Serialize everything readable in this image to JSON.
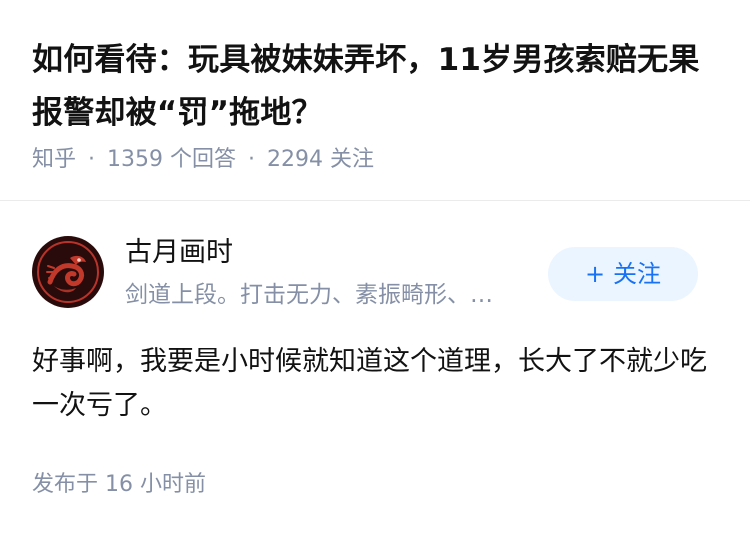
{
  "question": {
    "title": "如何看待：玩具被妹妹弄坏，11岁男孩索赔无果报警却被“罚”拖地？",
    "site": "知乎",
    "answer_count": "1359 个回答",
    "follower_count": "2294 关注",
    "separator": "·"
  },
  "author": {
    "name": "古月画时",
    "bio": "剑道上段。打击无力、素振畸形、…",
    "follow_label": "关注",
    "follow_plus": "+"
  },
  "answer": {
    "content": "好事啊，我要是小时候就知道这个道理，长大了不就少吃一次亏了。",
    "time": "发布于 16 小时前"
  },
  "colors": {
    "title": "#121212",
    "meta": "#8590a6",
    "follow_bg": "#ebf5ff",
    "follow_text": "#1772f6",
    "avatar_bg": "#2a0b0b",
    "avatar_art": "#c0392b"
  }
}
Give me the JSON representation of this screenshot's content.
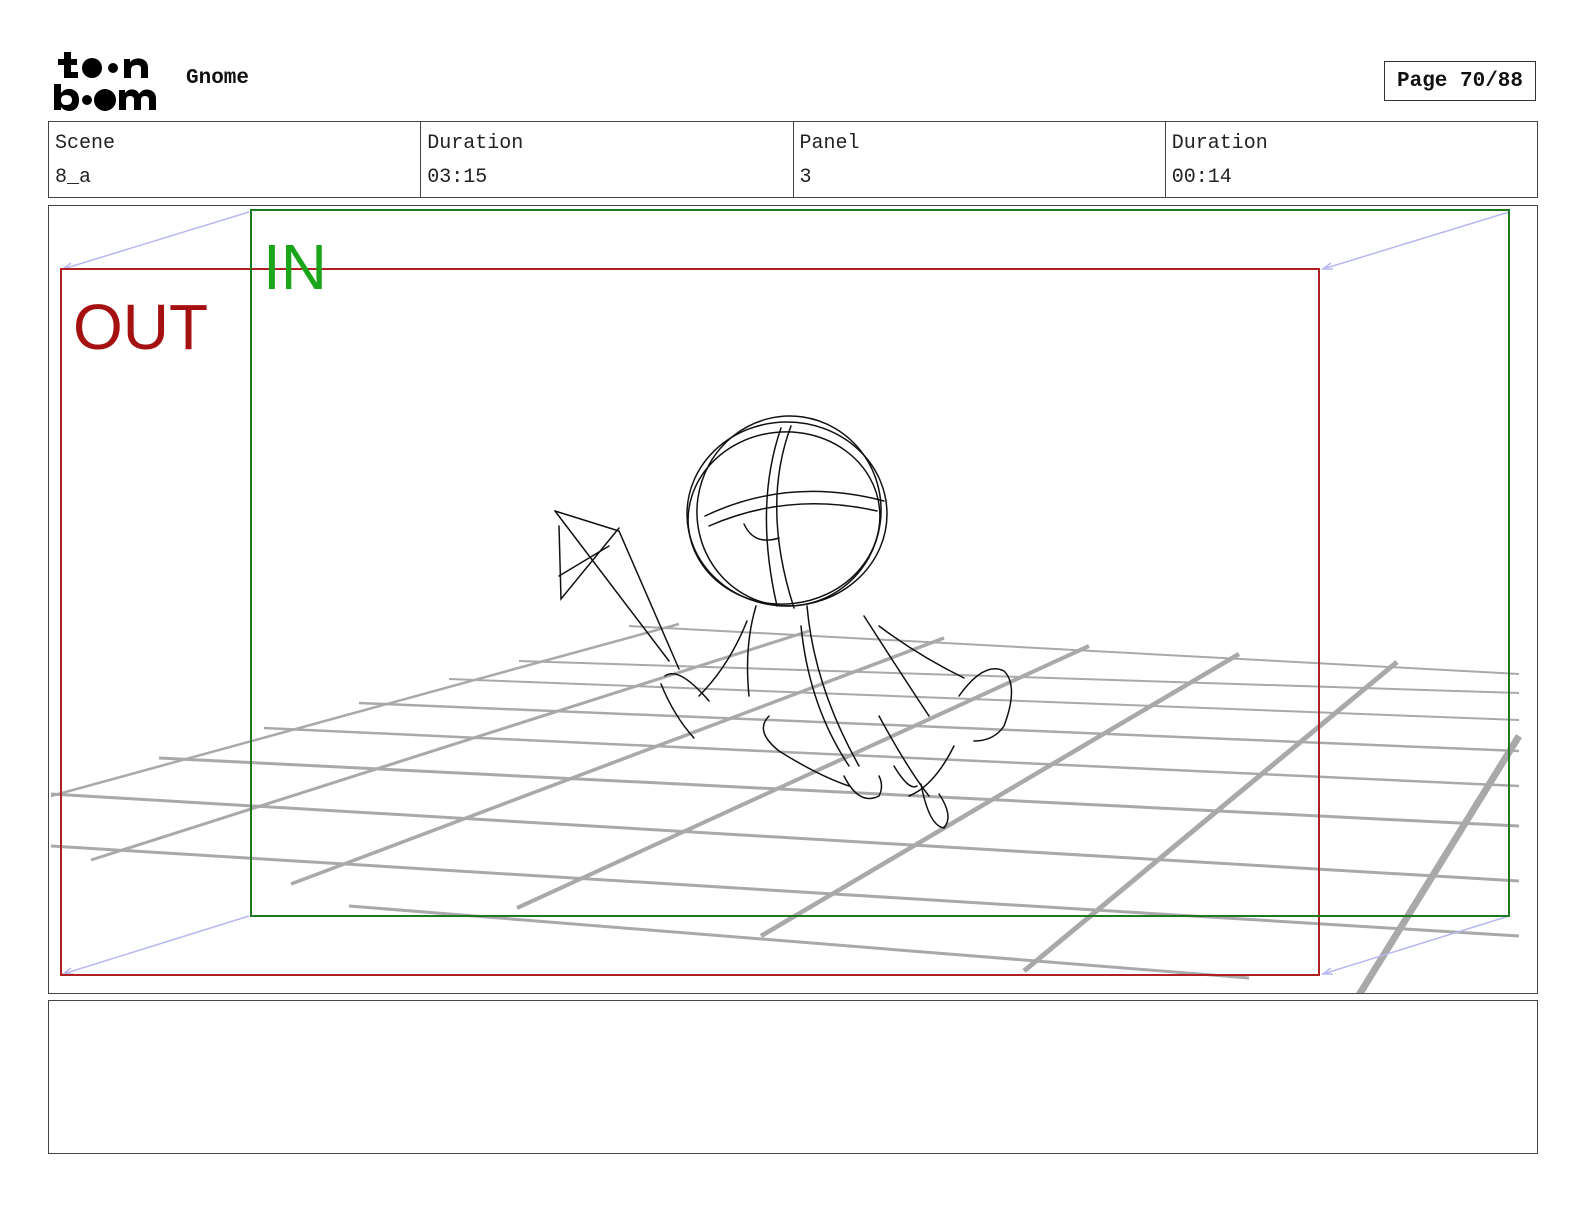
{
  "header": {
    "logo_text": "toon boom",
    "project_title": "Gnome",
    "page_label": "Page 70/88"
  },
  "info": [
    {
      "label": "Scene",
      "value": "8_a"
    },
    {
      "label": "Duration",
      "value": "03:15"
    },
    {
      "label": "Panel",
      "value": "3"
    },
    {
      "label": "Duration",
      "value": "00:14"
    }
  ],
  "panel": {
    "in_label": "IN",
    "out_label": "OUT",
    "colors": {
      "in_frame": "#1f7a1f",
      "in_text": "#1aa51a",
      "out_frame": "#b02020",
      "out_text": "#a51010",
      "guides": "#b8b8f0",
      "grid": "#a9a9a9",
      "sketch": "#111111"
    }
  },
  "notes": {
    "text": ""
  }
}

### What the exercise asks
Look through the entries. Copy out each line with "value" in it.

### Answer to this exercise
      "value": "8_a"
      "value": "03:15"
      "value": "3"
      "value": "00:14"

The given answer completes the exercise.